So how do we deal with fourteen months of news reels asking us if the world as we know it is about to end? I tried to design a few practices for my own congregation.
DO Less. Be more. Ask yourself, “Am I seeking the things that love me back? What matters? Where matters?” Seek the places and people who matter.
DO Rest. You by yourself won’t change the election; you will not with a Five Hour Energy or a longer Facebook comment sway the outcome of the state. Be kind to yourself. Rest. Do the things that strengthen you. Live outside of the news cycle. Continue reading
This week, while I’m at Anabaptist Mennonite Biblical Seminary, I was asked to respond to the question What do you see in Anabaptism that is needed for the church today? It’s one of the themes for the week; there are lots more people saying intelligent things about it, and I’ve tried to collect some of them here. Given the nature of the question, I’ve put on my rose-colored glasses and examining Anabaptism at its best.
Anabaptism today offers two major contributions to Christian conversation. The first is that Anabaptists have a unique framework well-suited for the theological task of calling bullshit. This task is a theological task, and a critical one in our time—I’ll say more about this in a minute. When I was in seminary, one of our assigned readings was a thin book by Harry G. Frankfort called On Bullshit. I want to read an excerpt from the opening chapter:
“One of the most salient features of our culture is that there is so much bullshit…. Most people are rather confident of their ability to recognize bullshit and avoid being taken in by it…. In consequence, we have no clear understanding of what bullshit is, why there is so much of it, or what function it serves.”
It’s been a long couple of weeks, hasn’t it? What with Michael Brown’s grand jury; the grand jury on Eric Garner’s case; all the other recent headlines on police brutality; and on top of it, the ongoing hopelessness of immigration reform; the looming prospect of Keystone XL; the dry, dry winter; the intersectionality of it all.

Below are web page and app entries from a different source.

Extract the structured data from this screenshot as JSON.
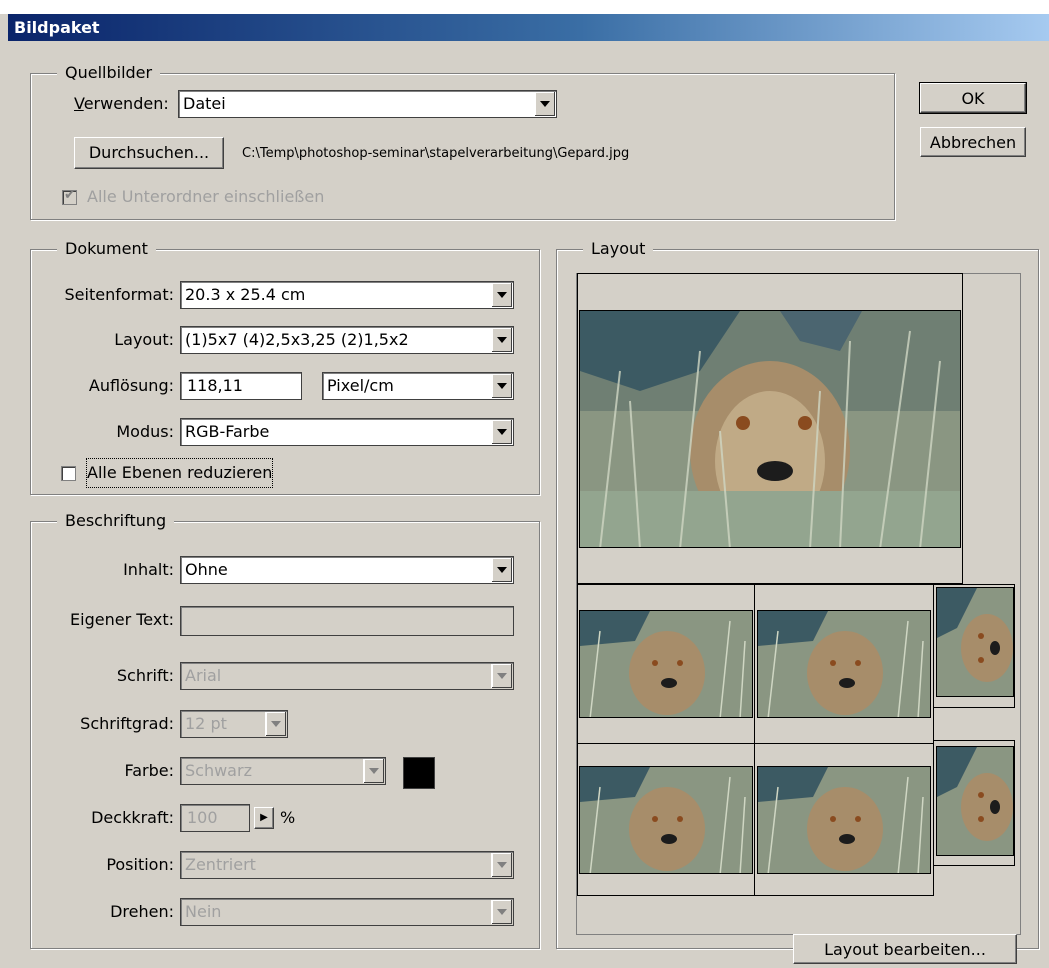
{
  "window": {
    "title": "Bildpaket"
  },
  "buttons": {
    "ok": "OK",
    "cancel": "Abbrechen",
    "layout_edit": "Layout bearbeiten..."
  },
  "source": {
    "legend": "Quellbilder",
    "use_label": "Verwenden:",
    "use_value": "Datei",
    "browse": "Durchsuchen...",
    "path": "C:\\Temp\\photoshop-seminar\\stapelverarbeitung\\Gepard.jpg",
    "include_subfolders": "Alle Unterordner einschließen",
    "include_subfolders_checked": true
  },
  "document": {
    "legend": "Dokument",
    "page_size_label": "Seitenformat:",
    "page_size_value": "20.3 x 25.4 cm",
    "layout_label": "Layout:",
    "layout_value": "(1)5x7 (4)2,5x3,25 (2)1,5x2",
    "resolution_label": "Auflösung:",
    "resolution_value": "118,11",
    "resolution_unit": "Pixel/cm",
    "mode_label": "Modus:",
    "mode_value": "RGB-Farbe",
    "flatten_label": "Alle Ebenen reduzieren",
    "flatten_checked": false
  },
  "caption": {
    "legend": "Beschriftung",
    "content_label": "Inhalt:",
    "content_value": "Ohne",
    "custom_text_label": "Eigener Text:",
    "custom_text_value": "",
    "font_label": "Schrift:",
    "font_value": "Arial",
    "font_size_label": "Schriftgrad:",
    "font_size_value": "12 pt",
    "color_label": "Farbe:",
    "color_value": "Schwarz",
    "color_swatch": "#000000",
    "opacity_label": "Deckkraft:",
    "opacity_value": "100",
    "opacity_unit": "%",
    "position_label": "Position:",
    "position_value": "Zentriert",
    "rotate_label": "Drehen:",
    "rotate_value": "Nein"
  },
  "layout_preview": {
    "legend": "Layout"
  }
}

Who even noticed we’re halfway through Advent? (On the church calendar, not the picture pop up calendar you buy from the toy store or the German market.) My church’s theme this Advent is Faith on Tiptoes, in the traditional four parts. No, you Mennonites, not bass, tenor, alto, soprano–the other four parts: hope, peace, joy love. Continue reading
What do any of us know about mulberries?, I fumed. We can’t tell a mulberry from a serviceberry. It wasn’t about the mulberries, really. Of course it was. But it was also about hopelessness.
The joy and danger of my work is that I traffic in the good. Not in the way that when I worked at an ice cream shop, I trafficked in the good, scooping cones slightly larger than the 4 oz. regulation size. I traffic in the Moral Good; every aspect of my work translates to the larger philosophical task of Pursuing the Good. And today, I was tired. Of doing good. Of the long, long time and many, many committee meetings it takes to accomplish anything in church. Of the pettiness of human nature and our inability to transcendently love each other. Of our constantly falling short of the Glory of God. Continue reading